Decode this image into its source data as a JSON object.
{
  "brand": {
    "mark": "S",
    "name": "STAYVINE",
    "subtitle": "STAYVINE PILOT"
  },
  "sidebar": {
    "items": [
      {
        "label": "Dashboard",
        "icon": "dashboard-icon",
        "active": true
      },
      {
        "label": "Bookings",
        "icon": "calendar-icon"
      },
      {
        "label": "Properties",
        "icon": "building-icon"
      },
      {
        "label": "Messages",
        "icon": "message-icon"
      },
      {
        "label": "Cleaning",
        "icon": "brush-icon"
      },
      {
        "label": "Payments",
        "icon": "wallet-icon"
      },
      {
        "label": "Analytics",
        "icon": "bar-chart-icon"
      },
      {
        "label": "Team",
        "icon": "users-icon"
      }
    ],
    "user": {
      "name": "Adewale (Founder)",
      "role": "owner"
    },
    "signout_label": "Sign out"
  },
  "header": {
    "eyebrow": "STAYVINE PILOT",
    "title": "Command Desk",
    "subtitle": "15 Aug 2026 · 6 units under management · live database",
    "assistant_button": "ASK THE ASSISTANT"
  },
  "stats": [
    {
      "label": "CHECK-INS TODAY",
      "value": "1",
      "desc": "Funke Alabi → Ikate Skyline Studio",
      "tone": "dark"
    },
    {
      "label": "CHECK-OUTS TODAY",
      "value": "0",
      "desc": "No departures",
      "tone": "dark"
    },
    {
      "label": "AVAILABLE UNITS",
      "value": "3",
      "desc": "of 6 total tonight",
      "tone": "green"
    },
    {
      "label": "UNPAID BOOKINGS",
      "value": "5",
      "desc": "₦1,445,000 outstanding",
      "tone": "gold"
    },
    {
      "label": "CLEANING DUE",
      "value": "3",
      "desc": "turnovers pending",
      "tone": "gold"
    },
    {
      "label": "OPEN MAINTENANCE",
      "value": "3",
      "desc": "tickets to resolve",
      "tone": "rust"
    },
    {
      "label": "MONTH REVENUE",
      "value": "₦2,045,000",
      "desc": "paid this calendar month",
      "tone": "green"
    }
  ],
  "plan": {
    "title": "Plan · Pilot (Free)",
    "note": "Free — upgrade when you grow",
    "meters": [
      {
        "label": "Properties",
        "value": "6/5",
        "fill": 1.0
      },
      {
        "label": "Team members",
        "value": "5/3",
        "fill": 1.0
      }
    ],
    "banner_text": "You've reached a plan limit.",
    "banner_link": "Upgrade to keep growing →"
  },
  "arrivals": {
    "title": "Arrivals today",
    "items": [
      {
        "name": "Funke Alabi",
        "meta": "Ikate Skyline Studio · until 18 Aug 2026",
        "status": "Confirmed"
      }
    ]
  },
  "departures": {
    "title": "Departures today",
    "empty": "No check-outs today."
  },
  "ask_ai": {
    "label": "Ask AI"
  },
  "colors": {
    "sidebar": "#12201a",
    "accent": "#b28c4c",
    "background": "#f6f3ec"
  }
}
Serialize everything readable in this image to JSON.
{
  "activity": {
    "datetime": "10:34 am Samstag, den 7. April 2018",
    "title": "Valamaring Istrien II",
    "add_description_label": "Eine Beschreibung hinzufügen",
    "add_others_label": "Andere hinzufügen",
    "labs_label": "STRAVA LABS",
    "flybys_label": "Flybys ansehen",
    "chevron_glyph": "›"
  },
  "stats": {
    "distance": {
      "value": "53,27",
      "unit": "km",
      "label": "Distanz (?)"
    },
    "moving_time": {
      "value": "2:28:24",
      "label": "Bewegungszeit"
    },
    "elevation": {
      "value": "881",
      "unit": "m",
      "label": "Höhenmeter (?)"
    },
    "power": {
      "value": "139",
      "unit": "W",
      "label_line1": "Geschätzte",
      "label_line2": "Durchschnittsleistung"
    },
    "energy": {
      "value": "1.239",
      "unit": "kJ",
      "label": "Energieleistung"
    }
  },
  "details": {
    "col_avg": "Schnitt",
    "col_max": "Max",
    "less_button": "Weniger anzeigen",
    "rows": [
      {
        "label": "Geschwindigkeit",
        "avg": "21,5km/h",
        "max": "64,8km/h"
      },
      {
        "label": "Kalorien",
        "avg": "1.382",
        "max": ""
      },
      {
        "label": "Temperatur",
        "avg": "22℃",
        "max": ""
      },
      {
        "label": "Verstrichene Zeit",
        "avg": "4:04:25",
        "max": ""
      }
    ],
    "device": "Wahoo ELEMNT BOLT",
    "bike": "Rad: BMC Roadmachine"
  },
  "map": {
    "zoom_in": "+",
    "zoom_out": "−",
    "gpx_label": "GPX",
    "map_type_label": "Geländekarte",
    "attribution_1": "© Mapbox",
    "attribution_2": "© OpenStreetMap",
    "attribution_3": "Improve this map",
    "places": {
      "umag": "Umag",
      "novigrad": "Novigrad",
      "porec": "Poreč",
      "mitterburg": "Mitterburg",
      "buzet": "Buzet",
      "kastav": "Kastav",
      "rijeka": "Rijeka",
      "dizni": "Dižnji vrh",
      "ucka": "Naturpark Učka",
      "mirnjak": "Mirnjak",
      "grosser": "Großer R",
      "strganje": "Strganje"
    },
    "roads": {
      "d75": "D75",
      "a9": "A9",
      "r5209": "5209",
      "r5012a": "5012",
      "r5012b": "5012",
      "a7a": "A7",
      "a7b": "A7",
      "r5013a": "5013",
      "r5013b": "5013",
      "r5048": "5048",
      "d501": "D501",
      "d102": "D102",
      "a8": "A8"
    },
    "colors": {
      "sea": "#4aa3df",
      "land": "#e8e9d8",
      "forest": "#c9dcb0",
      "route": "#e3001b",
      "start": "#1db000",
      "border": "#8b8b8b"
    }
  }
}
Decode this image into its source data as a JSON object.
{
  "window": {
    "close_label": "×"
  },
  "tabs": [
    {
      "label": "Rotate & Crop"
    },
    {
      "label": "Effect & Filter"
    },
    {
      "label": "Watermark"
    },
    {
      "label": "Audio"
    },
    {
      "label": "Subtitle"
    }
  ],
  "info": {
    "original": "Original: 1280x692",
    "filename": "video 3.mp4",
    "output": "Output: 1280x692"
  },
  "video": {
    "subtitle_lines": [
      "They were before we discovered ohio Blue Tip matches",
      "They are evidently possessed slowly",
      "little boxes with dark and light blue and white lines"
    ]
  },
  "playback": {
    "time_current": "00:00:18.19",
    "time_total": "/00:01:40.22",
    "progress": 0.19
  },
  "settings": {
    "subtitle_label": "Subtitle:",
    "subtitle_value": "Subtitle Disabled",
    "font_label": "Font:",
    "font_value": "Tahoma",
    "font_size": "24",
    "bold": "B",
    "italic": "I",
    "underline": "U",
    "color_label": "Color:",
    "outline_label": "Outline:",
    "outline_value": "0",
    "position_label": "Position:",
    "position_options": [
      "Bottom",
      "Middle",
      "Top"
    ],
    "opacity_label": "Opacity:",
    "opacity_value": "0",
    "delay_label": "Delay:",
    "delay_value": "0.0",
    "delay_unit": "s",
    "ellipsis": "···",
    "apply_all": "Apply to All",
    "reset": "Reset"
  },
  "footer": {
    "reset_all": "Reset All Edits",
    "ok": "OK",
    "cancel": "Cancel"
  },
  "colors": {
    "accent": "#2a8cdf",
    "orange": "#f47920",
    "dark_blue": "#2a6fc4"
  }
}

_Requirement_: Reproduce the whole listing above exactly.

_Your response_:
Decode this image into its source data as a JSON object.
{
  "brand": {
    "mark": "S",
    "name": "STAYVINE",
    "subtitle": "STAYVINE PILOT"
  },
  "sidebar": {
    "items": [
      {
        "label": "Dashboard",
        "icon": "dashboard-icon",
        "active": true
      },
      {
        "label": "Bookings",
        "icon": "calendar-icon"
      },
      {
        "label": "Properties",
        "icon": "building-icon"
      },
      {
        "label": "Messages",
        "icon": "message-icon"
      },
      {
        "label": "Cleaning",
        "icon": "brush-icon"
      },
      {
        "label": "Payments",
        "icon": "wallet-icon"
      },
      {
        "label": "Analytics",
        "icon": "bar-chart-icon"
      },
      {
        "label": "Team",
        "icon": "users-icon"
      }
    ],
    "user": {
      "name": "Adewale (Founder)",
      "role": "owner"
    },
    "signout_label": "Sign out"
  },
  "header": {
    "eyebrow": "STAYVINE PILOT",
    "title": "Command Desk",
    "subtitle": "15 Aug 2026 · 6 units under management · live database",
    "assistant_button": "ASK THE ASSISTANT"
  },
  "stats": [
    {
      "label": "CHECK-INS TODAY",
      "value": "1",
      "desc": "Funke Alabi → Ikate Skyline Studio",
      "tone": "dark"
    },
    {
      "label": "CHECK-OUTS TODAY",
      "value": "0",
      "desc": "No departures",
      "tone": "dark"
    },
    {
      "label": "AVAILABLE UNITS",
      "value": "3",
      "desc": "of 6 total tonight",
      "tone": "green"
    },
    {
      "label": "UNPAID BOOKINGS",
      "value": "5",
      "desc": "₦1,445,000 outstanding",
      "tone": "gold"
    },
    {
      "label": "CLEANING DUE",
      "value": "3",
      "desc": "turnovers pending",
      "tone": "gold"
    },
    {
      "label": "OPEN MAINTENANCE",
      "value": "3",
      "desc": "tickets to resolve",
      "tone": "rust"
    },
    {
      "label": "MONTH REVENUE",
      "value": "₦2,045,000",
      "desc": "paid this calendar month",
      "tone": "green"
    }
  ],
  "plan": {
    "title": "Plan · Pilot (Free)",
    "note": "Free — upgrade when you grow",
    "meters": [
      {
        "label": "Properties",
        "value": "6/5",
        "fill": 1.0
      },
      {
        "label": "Team members",
        "value": "5/3",
        "fill": 1.0
      }
    ],
    "banner_text": "You've reached a plan limit.",
    "banner_link": "Upgrade to keep growing →"
  },
  "arrivals": {
    "title": "Arrivals today",
    "items": [
      {
        "name": "Funke Alabi",
        "meta": "Ikate Skyline Studio · until 18 Aug 2026",
        "status": "Confirmed"
      }
    ]
  },
  "departures": {
    "title": "Departures today",
    "empty": "No check-outs today."
  },
  "ask_ai": {
    "label": "Ask AI"
  },
  "colors": {
    "sidebar": "#12201a",
    "accent": "#b28c4c",
    "background": "#f6f3ec"
  }
}
Serialize everything readable in this image to JSON.
{
  "activity": {
    "datetime": "10:34 am Samstag, den 7. April 2018",
    "title": "Valamaring Istrien II",
    "add_description_label": "Eine Beschreibung hinzufügen",
    "add_others_label": "Andere hinzufügen",
    "labs_label": "STRAVA LABS",
    "flybys_label": "Flybys ansehen",
    "chevron_glyph": "›"
  },
  "stats": {
    "distance": {
      "value": "53,27",
      "unit": "km",
      "label": "Distanz (?)"
    },
    "moving_time": {
      "value": "2:28:24",
      "label": "Bewegungszeit"
    },
    "elevation": {
      "value": "881",
      "unit": "m",
      "label": "Höhenmeter (?)"
    },
    "power": {
      "value": "139",
      "unit": "W",
      "label_line1": "Geschätzte",
      "label_line2": "Durchschnittsleistung"
    },
    "energy": {
      "value": "1.239",
      "unit": "kJ",
      "label": "Energieleistung"
    }
  },
  "details": {
    "col_avg": "Schnitt",
    "col_max": "Max",
    "less_button": "Weniger anzeigen",
    "rows": [
      {
        "label": "Geschwindigkeit",
        "avg": "21,5km/h",
        "max": "64,8km/h"
      },
      {
        "label": "Kalorien",
        "avg": "1.382",
        "max": ""
      },
      {
        "label": "Temperatur",
        "avg": "22℃",
        "max": ""
      },
      {
        "label": "Verstrichene Zeit",
        "avg": "4:04:25",
        "max": ""
      }
    ],
    "device": "Wahoo ELEMNT BOLT",
    "bike": "Rad: BMC Roadmachine"
  },
  "map": {
    "zoom_in": "+",
    "zoom_out": "−",
    "gpx_label": "GPX",
    "map_type_label": "Geländekarte",
    "attribution_1": "© Mapbox",
    "attribution_2": "© OpenStreetMap",
    "attribution_3": "Improve this map",
    "places": {
      "umag": "Umag",
      "novigrad": "Novigrad",
      "porec": "Poreč",
      "mitterburg": "Mitterburg",
      "buzet": "Buzet",
      "kastav": "Kastav",
      "rijeka": "Rijeka",
      "dizni": "Dižnji vrh",
      "ucka": "Naturpark Učka",
      "mirnjak": "Mirnjak",
      "grosser": "Großer R",
      "strganje": "Strganje"
    },
    "roads": {
      "d75": "D75",
      "a9": "A9",
      "r5209": "5209",
      "r5012a": "5012",
      "r5012b": "5012",
      "a7a": "A7",
      "a7b": "A7",
      "r5013a": "5013",
      "r5013b": "5013",
      "r5048": "5048",
      "d501": "D501",
      "d102": "D102",
      "a8": "A8"
    },
    "colors": {
      "sea": "#4aa3df",
      "land": "#e8e9d8",
      "forest": "#c9dcb0",
      "route": "#e3001b",
      "start": "#1db000",
      "border": "#8b8b8b"
    }
  }
}
Decode this image into its source data as a JSON object.
{
  "window": {
    "close_label": "×"
  },
  "tabs": [
    {
      "label": "Rotate & Crop"
    },
    {
      "label": "Effect & Filter"
    },
    {
      "label": "Watermark"
    },
    {
      "label": "Audio"
    },
    {
      "label": "Subtitle"
    }
  ],
  "info": {
    "original": "Original: 1280x692",
    "filename": "video 3.mp4",
    "output": "Output: 1280x692"
  },
  "video": {
    "subtitle_lines": [
      "They were before we discovered ohio Blue Tip matches",
      "They are evidently possessed slowly",
      "little boxes with dark and light blue and white lines"
    ]
  },
  "playback": {
    "time_current": "00:00:18.19",
    "time_total": "/00:01:40.22",
    "progress": 0.19
  },
  "settings": {
    "subtitle_label": "Subtitle:",
    "subtitle_value": "Subtitle Disabled",
    "font_label": "Font:",
    "font_value": "Tahoma",
    "font_size": "24",
    "bold": "B",
    "italic": "I",
    "underline": "U",
    "color_label": "Color:",
    "outline_label": "Outline:",
    "outline_value": "0",
    "position_label": "Position:",
    "position_options": [
      "Bottom",
      "Middle",
      "Top"
    ],
    "opacity_label": "Opacity:",
    "opacity_value": "0",
    "delay_label": "Delay:",
    "delay_value": "0.0",
    "delay_unit": "s",
    "ellipsis": "···",
    "apply_all": "Apply to All",
    "reset": "Reset"
  },
  "footer": {
    "reset_all": "Reset All Edits",
    "ok": "OK",
    "cancel": "Cancel"
  },
  "colors": {
    "accent": "#2a8cdf",
    "orange": "#f47920",
    "dark_blue": "#2a6fc4"
  }
}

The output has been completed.